From its name to its iconic barber pole, Port Clinton residents know Country Gentlemen has been around for decades.
The hair salon is a fixture in town, nestled between Adams Street Park and Madison Street..
After 50 years, it's getting a new look.
Owner Debbie Hymore-Tester opened CG Nail Bar last week next-door to Country Gentlemen.
Customers now have the chance to brush up their nails before or after their hair appointment.
"In business, you have to try to reinvent yourself," Hymore-Tester said.
She recently hired the youthfully exuberant Jennifer Majoy to run the nail salon.
Majoy said customers will enjoy the stores' proximity.
"The name of the game is convenience," Majoy said.
Majoy said the business' first week was a success, but she expects many more to flock to the store's comfy leather seats as word continues to get out.
CG Nair Bar offers a multitude of service at reasonable prices, Majoy said:
-Manicures for $20
-French manicures for $25
-Gel polish for $25
-Pedicure for $35
-Express pedicure for $25
Although these services are often associated with women, Hymore-Tester and Majoy both said men would feel good if they broke stereotypes in pursuit of a pedicure.
Still, it's a subject perhaps the women know best.
"(Pedicures and manicures) make you feel pretty, they make you feel healthy," Majoy said. "Some men even enjoy getting their feet done."
The store is open Tuesday through Saturday from 8:30 a.m. to 5 p.m.
On Wednesdays, the store is open until 6 p.m., and it closes at 2 p.m. on Saturdays.
Hymore-Tester said hours are subject to changes when she adds more personnel to her staff, a task she is working on now.

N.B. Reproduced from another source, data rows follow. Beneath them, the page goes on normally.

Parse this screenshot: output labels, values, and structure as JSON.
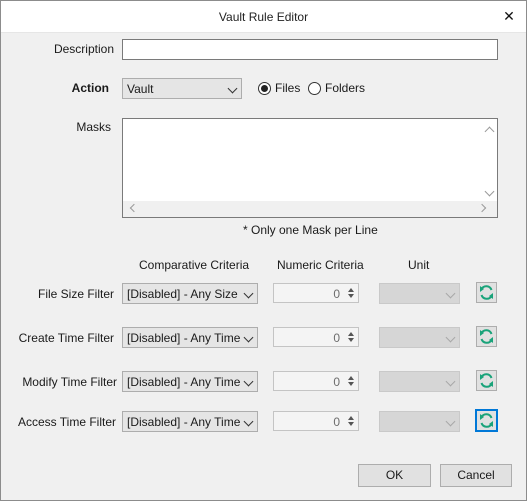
{
  "window": {
    "title": "Vault Rule Editor",
    "close_glyph": "✕"
  },
  "description": {
    "label": "Description",
    "value": ""
  },
  "action": {
    "label": "Action",
    "selected": "Vault",
    "radios": [
      {
        "label": "Files",
        "checked": true
      },
      {
        "label": "Folders",
        "checked": false
      }
    ]
  },
  "masks": {
    "label": "Masks",
    "value": "",
    "hint": "* Only one Mask per Line"
  },
  "filters": {
    "headers": {
      "comparative": "Comparative Criteria",
      "numeric": "Numeric Criteria",
      "unit": "Unit"
    },
    "rows": [
      {
        "label": "File Size Filter",
        "criteria": "[Disabled] - Any Size",
        "numeric": "0",
        "unit": ""
      },
      {
        "label": "Create Time Filter",
        "criteria": "[Disabled] - Any Time",
        "numeric": "0",
        "unit": ""
      },
      {
        "label": "Modify Time Filter",
        "criteria": "[Disabled] - Any Time",
        "numeric": "0",
        "unit": ""
      },
      {
        "label": "Access Time Filter",
        "criteria": "[Disabled] - Any Time",
        "numeric": "0",
        "unit": ""
      }
    ]
  },
  "buttons": {
    "ok": "OK",
    "cancel": "Cancel"
  },
  "icons": {
    "refresh": "refresh-icon",
    "close": "close-icon",
    "dropdown": "chevron-down-icon"
  },
  "colors": {
    "refresh_green": "#1aa37a",
    "focus_blue": "#0078d7"
  }
}
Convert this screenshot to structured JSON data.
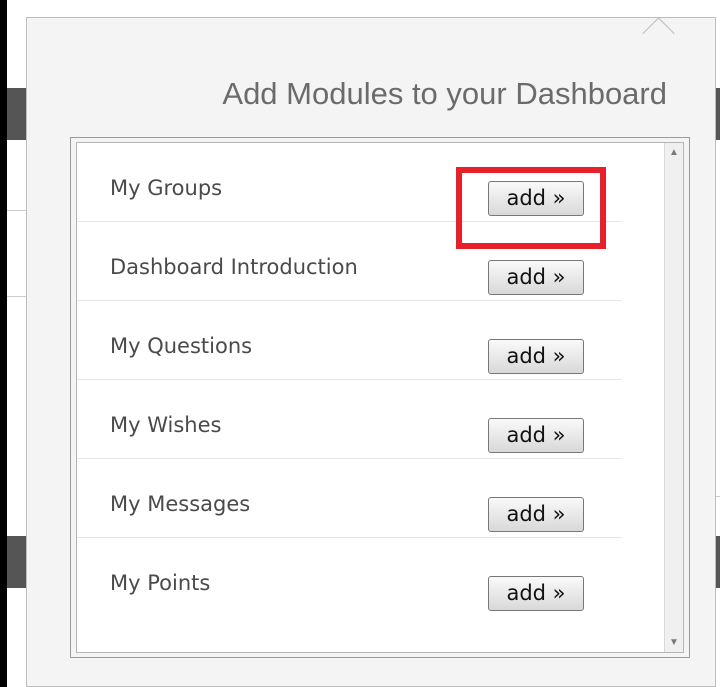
{
  "popup": {
    "title": "Add Modules to your Dashboard",
    "modules": [
      {
        "label": "My Groups",
        "button": "add »"
      },
      {
        "label": "Dashboard Introduction",
        "button": "add »"
      },
      {
        "label": "My Questions",
        "button": "add »"
      },
      {
        "label": "My Wishes",
        "button": "add »"
      },
      {
        "label": "My Messages",
        "button": "add »"
      },
      {
        "label": "My Points",
        "button": "add »"
      }
    ]
  },
  "scrollbar": {
    "up_icon": "▲",
    "down_icon": "▼"
  },
  "colors": {
    "highlight": "#e8202a",
    "background": "#000000"
  }
}
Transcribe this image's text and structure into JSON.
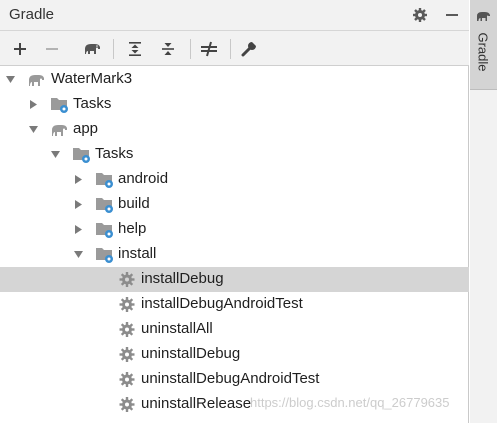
{
  "panel": {
    "title": "Gradle",
    "header_icons": [
      "gear-icon",
      "minimize-icon"
    ]
  },
  "toolbar": {
    "buttons": [
      "add-icon",
      "remove-icon",
      "gradle-elephant-icon",
      "expand-all-icon",
      "collapse-all-icon",
      "toggle-offline-icon",
      "wrench-icon"
    ]
  },
  "tree": {
    "root": "WaterMark3",
    "root_tasks": "Tasks",
    "app": "app",
    "app_tasks": "Tasks",
    "groups": {
      "android": "android",
      "build": "build",
      "help": "help",
      "install": "install"
    },
    "install_tasks": [
      "installDebug",
      "installDebugAndroidTest",
      "uninstallAll",
      "uninstallDebug",
      "uninstallDebugAndroidTest",
      "uninstallRelease"
    ],
    "selected": "installDebug"
  },
  "side_tab": {
    "label": "Gradle"
  },
  "watermark": "https://blog.csdn.net/qq_26779635",
  "colors": {
    "selection": "#d5d5d5",
    "gear_blue": "#3b8fd1",
    "icon_gray": "#8c8c8c"
  }
}
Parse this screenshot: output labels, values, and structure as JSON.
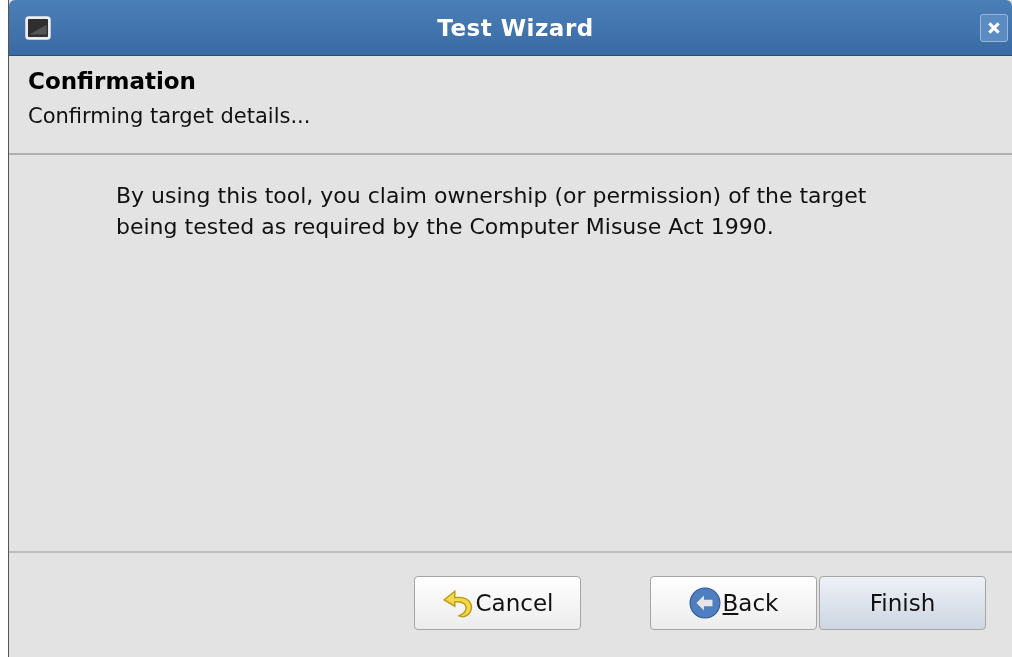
{
  "window": {
    "title": "Test Wizard"
  },
  "header": {
    "title": "Confirmation",
    "subtitle": "Confirming target details..."
  },
  "message": "By using this tool, you claim ownership (or permission) of the target being tested as required by the Computer Misuse Act 1990.",
  "buttons": [
    {
      "kind": "cancel",
      "label": "Cancel",
      "mnemonic": false,
      "default": false
    },
    {
      "kind": "back",
      "label": "Back",
      "mnemonic": true,
      "default": false
    },
    {
      "kind": "finish",
      "label": "Finish",
      "mnemonic": false,
      "default": true
    }
  ]
}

Port Clinton residents may better know Hymore-Tester from her time served in the mayor's chair or on city council.
She said business and public work have similarities and differences.
"In both, you need to work with employees," Hymore-Tester said. "You don't feel above people you work with, and that is something I did when I was mayor."

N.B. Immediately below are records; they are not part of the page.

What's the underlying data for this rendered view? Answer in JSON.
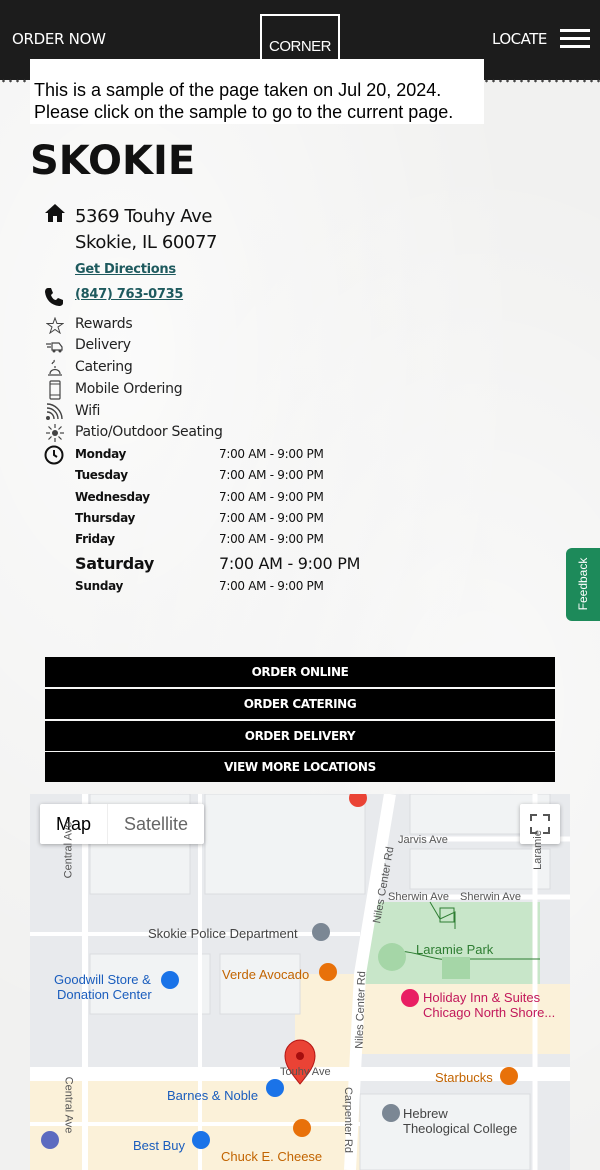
{
  "header": {
    "order_now": "ORDER NOW",
    "logo_text": "CORNER",
    "locate": "LOCATE"
  },
  "notice": {
    "line1": "This is a sample of the page taken on Jul 20, 2024.",
    "line2": "Please click on the sample to go to the current page."
  },
  "location": {
    "city": "SKOKIE",
    "address_line1": "5369 Touhy Ave",
    "address_line2": "Skokie, IL 60077",
    "directions": "Get Directions",
    "phone": "(847) 763-0735"
  },
  "amenities": [
    {
      "label": "Rewards",
      "icon": "star-icon"
    },
    {
      "label": "Delivery",
      "icon": "delivery-icon"
    },
    {
      "label": "Catering",
      "icon": "catering-icon"
    },
    {
      "label": "Mobile Ordering",
      "icon": "mobile-icon"
    },
    {
      "label": "Wifi",
      "icon": "wifi-icon"
    },
    {
      "label": "Patio/Outdoor Seating",
      "icon": "sun-icon"
    }
  ],
  "hours": [
    {
      "day": "Monday",
      "time": "7:00 AM - 9:00 PM"
    },
    {
      "day": "Tuesday",
      "time": "7:00 AM - 9:00 PM"
    },
    {
      "day": "Wednesday",
      "time": "7:00 AM - 9:00 PM"
    },
    {
      "day": "Thursday",
      "time": "7:00 AM - 9:00 PM"
    },
    {
      "day": "Friday",
      "time": "7:00 AM - 9:00 PM"
    },
    {
      "day": "Saturday",
      "time": "7:00 AM - 9:00 PM"
    },
    {
      "day": "Sunday",
      "time": "7:00 AM - 9:00 PM"
    }
  ],
  "feedback": "Feedback",
  "buttons": {
    "order_online": "ORDER ONLINE",
    "order_catering": "ORDER CATERING",
    "order_delivery": "ORDER DELIVERY",
    "view_more": "VIEW MORE LOCATIONS"
  },
  "map": {
    "map_tab": "Map",
    "satellite_tab": "Satellite",
    "places": {
      "police": "Skokie Police Department",
      "laramie_park": "Laramie Park",
      "goodwill_1": "Goodwill Store &",
      "goodwill_2": "Donation Center",
      "verde": "Verde Avocado",
      "holiday_1": "Holiday Inn & Suites",
      "holiday_2": "Chicago North Shore...",
      "starbucks": "Starbucks",
      "barnes": "Barnes & Noble",
      "hebrew_1": "Hebrew",
      "hebrew_2": "Theological College",
      "bestbuy": "Best Buy",
      "chuck": "Chuck E. Cheese"
    },
    "streets": {
      "jarvis": "Jarvis Ave",
      "sherwin1": "Sherwin Ave",
      "sherwin2": "Sherwin Ave",
      "central1": "Central Ave",
      "central2": "Central Ave",
      "niles1": "Niles Center Rd",
      "niles2": "Niles Center Rd",
      "carpenter": "Carpenter Rd",
      "touhy": "Touhy Ave",
      "laramie": "Laramie"
    },
    "colors": {
      "park": "#c8e6c9",
      "road": "#ffffff",
      "pin": "#ea4335",
      "commercial": "#fbf1d9"
    }
  }
}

But she enjoys the flexibility the business world offers.
"You can't run a government like a business with rules and regulations," Hymore-Tester said.